Problem statement: Look through the records below and state how many lines carry the string "zinier", adding nothing.

Supplied data:

* * * * *

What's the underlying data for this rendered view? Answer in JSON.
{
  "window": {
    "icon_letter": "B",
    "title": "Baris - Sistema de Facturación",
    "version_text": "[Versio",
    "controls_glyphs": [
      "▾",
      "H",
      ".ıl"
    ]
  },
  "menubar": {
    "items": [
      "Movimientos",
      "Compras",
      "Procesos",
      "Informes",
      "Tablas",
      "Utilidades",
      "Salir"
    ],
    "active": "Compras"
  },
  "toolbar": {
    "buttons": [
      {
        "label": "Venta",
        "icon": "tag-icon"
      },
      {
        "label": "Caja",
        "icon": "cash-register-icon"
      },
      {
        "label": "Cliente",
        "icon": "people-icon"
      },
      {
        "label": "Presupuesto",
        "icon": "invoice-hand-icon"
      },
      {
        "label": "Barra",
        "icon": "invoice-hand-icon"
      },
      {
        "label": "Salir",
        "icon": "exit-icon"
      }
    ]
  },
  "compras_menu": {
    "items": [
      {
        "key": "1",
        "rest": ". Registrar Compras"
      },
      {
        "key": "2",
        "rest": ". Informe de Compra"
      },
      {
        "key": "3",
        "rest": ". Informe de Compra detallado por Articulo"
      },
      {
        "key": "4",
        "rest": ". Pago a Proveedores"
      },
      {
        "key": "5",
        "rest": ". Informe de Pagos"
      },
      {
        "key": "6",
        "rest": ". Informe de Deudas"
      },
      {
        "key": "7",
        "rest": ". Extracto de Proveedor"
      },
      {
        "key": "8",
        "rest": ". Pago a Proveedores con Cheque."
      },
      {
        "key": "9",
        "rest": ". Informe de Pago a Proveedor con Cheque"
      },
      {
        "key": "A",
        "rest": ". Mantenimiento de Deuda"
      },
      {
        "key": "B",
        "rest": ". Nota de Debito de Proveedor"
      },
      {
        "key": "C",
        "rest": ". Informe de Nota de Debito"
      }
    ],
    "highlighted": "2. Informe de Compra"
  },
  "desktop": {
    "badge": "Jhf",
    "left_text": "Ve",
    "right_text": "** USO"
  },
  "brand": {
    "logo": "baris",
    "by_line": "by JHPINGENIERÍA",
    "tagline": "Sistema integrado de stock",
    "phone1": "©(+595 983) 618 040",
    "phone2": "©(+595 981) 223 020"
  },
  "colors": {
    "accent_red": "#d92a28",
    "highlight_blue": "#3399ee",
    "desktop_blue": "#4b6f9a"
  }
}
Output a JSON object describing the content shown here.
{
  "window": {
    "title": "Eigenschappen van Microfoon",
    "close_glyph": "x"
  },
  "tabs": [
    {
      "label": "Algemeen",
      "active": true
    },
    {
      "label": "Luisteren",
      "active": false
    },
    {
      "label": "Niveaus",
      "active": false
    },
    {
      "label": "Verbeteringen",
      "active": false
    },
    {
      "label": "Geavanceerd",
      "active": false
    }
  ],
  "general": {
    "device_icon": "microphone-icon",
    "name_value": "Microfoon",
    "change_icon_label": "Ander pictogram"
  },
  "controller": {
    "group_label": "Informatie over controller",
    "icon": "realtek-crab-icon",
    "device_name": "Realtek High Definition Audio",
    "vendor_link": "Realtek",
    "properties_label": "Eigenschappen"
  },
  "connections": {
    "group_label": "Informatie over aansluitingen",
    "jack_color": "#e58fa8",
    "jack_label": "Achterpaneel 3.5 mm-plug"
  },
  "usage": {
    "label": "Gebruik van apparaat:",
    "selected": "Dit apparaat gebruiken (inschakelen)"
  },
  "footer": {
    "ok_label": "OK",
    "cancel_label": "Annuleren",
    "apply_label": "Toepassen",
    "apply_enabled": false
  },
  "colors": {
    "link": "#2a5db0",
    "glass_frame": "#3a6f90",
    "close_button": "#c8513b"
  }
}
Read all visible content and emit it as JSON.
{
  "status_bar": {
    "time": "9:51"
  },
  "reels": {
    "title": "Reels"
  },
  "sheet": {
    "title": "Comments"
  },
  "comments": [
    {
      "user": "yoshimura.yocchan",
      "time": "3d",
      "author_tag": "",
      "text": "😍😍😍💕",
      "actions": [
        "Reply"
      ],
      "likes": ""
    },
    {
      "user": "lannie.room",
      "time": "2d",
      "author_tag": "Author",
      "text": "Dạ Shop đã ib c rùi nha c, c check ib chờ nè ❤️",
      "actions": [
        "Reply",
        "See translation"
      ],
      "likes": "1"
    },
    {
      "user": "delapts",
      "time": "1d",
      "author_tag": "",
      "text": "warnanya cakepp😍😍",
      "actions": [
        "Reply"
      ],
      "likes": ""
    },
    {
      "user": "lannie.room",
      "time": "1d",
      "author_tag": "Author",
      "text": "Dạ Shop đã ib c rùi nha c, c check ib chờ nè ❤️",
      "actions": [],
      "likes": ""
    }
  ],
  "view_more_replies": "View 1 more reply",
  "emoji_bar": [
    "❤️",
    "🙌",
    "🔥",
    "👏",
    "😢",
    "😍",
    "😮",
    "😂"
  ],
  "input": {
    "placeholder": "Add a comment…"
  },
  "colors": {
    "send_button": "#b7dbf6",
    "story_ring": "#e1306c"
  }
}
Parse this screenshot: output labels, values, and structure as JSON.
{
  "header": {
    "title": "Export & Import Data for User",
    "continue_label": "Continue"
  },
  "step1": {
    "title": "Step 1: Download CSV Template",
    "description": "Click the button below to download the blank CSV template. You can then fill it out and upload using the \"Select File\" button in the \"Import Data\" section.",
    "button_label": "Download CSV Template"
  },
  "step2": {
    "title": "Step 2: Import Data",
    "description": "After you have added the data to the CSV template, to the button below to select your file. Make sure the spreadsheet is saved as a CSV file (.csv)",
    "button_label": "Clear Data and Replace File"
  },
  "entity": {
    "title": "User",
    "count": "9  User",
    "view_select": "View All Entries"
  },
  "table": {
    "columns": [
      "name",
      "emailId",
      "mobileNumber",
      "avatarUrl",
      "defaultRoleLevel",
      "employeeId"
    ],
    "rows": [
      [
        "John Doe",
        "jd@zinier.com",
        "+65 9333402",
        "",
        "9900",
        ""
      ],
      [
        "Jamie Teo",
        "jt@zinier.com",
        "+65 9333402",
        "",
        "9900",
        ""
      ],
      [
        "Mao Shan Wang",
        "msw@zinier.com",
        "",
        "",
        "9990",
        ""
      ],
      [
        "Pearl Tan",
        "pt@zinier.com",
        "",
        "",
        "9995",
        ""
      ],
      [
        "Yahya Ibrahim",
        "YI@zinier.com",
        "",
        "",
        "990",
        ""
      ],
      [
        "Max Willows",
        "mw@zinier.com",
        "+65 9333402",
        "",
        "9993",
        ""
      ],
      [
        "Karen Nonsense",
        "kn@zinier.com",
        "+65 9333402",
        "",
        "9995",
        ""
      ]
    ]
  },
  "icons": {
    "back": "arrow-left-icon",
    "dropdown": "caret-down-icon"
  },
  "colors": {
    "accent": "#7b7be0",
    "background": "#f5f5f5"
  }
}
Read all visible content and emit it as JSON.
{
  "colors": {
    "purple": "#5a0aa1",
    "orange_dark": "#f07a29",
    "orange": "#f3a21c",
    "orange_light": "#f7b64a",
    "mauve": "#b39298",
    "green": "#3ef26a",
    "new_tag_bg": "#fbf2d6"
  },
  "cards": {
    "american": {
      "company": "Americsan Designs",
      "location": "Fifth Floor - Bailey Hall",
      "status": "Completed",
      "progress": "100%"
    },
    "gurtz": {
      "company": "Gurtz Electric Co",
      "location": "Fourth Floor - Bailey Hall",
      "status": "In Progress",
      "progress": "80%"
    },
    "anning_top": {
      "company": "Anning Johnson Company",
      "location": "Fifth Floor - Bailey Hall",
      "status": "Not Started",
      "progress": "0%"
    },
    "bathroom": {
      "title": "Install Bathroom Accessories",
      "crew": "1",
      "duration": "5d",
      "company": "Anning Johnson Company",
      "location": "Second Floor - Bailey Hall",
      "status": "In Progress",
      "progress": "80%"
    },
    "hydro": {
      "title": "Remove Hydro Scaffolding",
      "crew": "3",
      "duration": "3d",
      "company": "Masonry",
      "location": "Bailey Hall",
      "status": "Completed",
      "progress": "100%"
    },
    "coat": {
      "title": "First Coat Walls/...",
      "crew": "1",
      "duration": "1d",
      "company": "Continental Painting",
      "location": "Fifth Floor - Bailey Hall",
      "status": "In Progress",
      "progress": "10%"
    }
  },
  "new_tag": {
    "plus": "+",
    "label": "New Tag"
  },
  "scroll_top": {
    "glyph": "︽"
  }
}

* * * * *

Exercise result: 7